• [About this exercise] Copy all lines below exactly as written. Leave pictures out.

** Data for review follows **

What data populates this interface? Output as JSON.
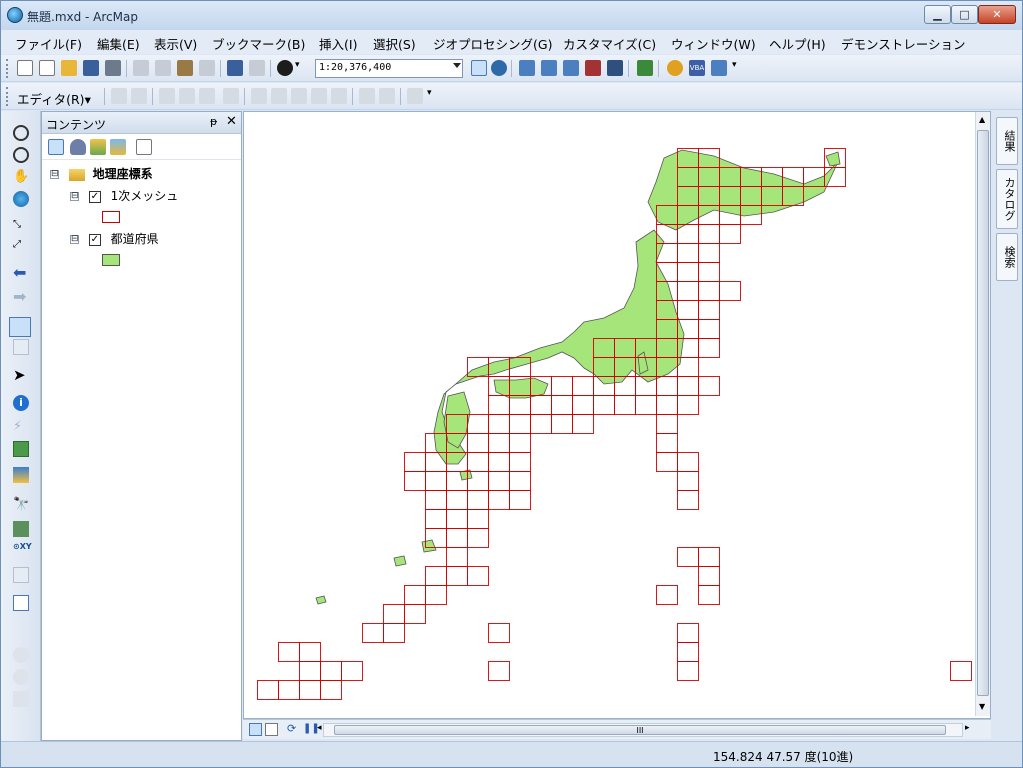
{
  "window": {
    "title": "無題.mxd - ArcMap",
    "min_label": "▁",
    "max_label": "□",
    "close_label": "✕"
  },
  "menu": [
    "ファイル(F)",
    "編集(E)",
    "表示(V)",
    "ブックマーク(B)",
    "挿入(I)",
    "選択(S)",
    "ジオプロセシング(G)",
    "カスタマイズ(C)",
    "ウィンドウ(W)",
    "ヘルプ(H)",
    "デモンストレーション"
  ],
  "toolbar": {
    "scale": "1:20,376,400",
    "editor_menu": "エディタ(R)▾"
  },
  "toc": {
    "title": "コンテンツ",
    "pin": "ᵽ",
    "close": "✕",
    "root": {
      "expander": "⊟",
      "label": "地理座標系"
    },
    "layers": [
      {
        "expander": "⊟",
        "checked": "✓",
        "label": "1次メッシュ"
      },
      {
        "expander": "⊟",
        "checked": "✓",
        "label": "都道府県"
      }
    ]
  },
  "right_tabs": [
    "結果",
    "カタログ",
    "検索"
  ],
  "status": {
    "coordinates": "154.824  47.57 度(10進)"
  },
  "map": {
    "mesh_color": "#d40000",
    "land_color": "#a6e57a",
    "border_color": "#555555"
  },
  "hscroll_label": "III"
}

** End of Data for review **

• [Response below]
What data populates this interface? Output as JSON.
{
  "window": {
    "title": "無題.mxd - ArcMap",
    "min_label": "▁",
    "max_label": "□",
    "close_label": "✕"
  },
  "menu": [
    "ファイル(F)",
    "編集(E)",
    "表示(V)",
    "ブックマーク(B)",
    "挿入(I)",
    "選択(S)",
    "ジオプロセシング(G)",
    "カスタマイズ(C)",
    "ウィンドウ(W)",
    "ヘルプ(H)",
    "デモンストレーション"
  ],
  "toolbar": {
    "scale": "1:20,376,400",
    "editor_menu": "エディタ(R)▾"
  },
  "toc": {
    "title": "コンテンツ",
    "pin": "ᵽ",
    "close": "✕",
    "root": {
      "expander": "⊟",
      "label": "地理座標系"
    },
    "layers": [
      {
        "expander": "⊟",
        "checked": "✓",
        "label": "1次メッシュ"
      },
      {
        "expander": "⊟",
        "checked": "✓",
        "label": "都道府県"
      }
    ]
  },
  "right_tabs": [
    "結果",
    "カタログ",
    "検索"
  ],
  "status": {
    "coordinates": "154.824  47.57 度(10進)"
  },
  "map": {
    "mesh_color": "#d40000",
    "land_color": "#a6e57a",
    "border_color": "#555555"
  },
  "hscroll_label": "III"
}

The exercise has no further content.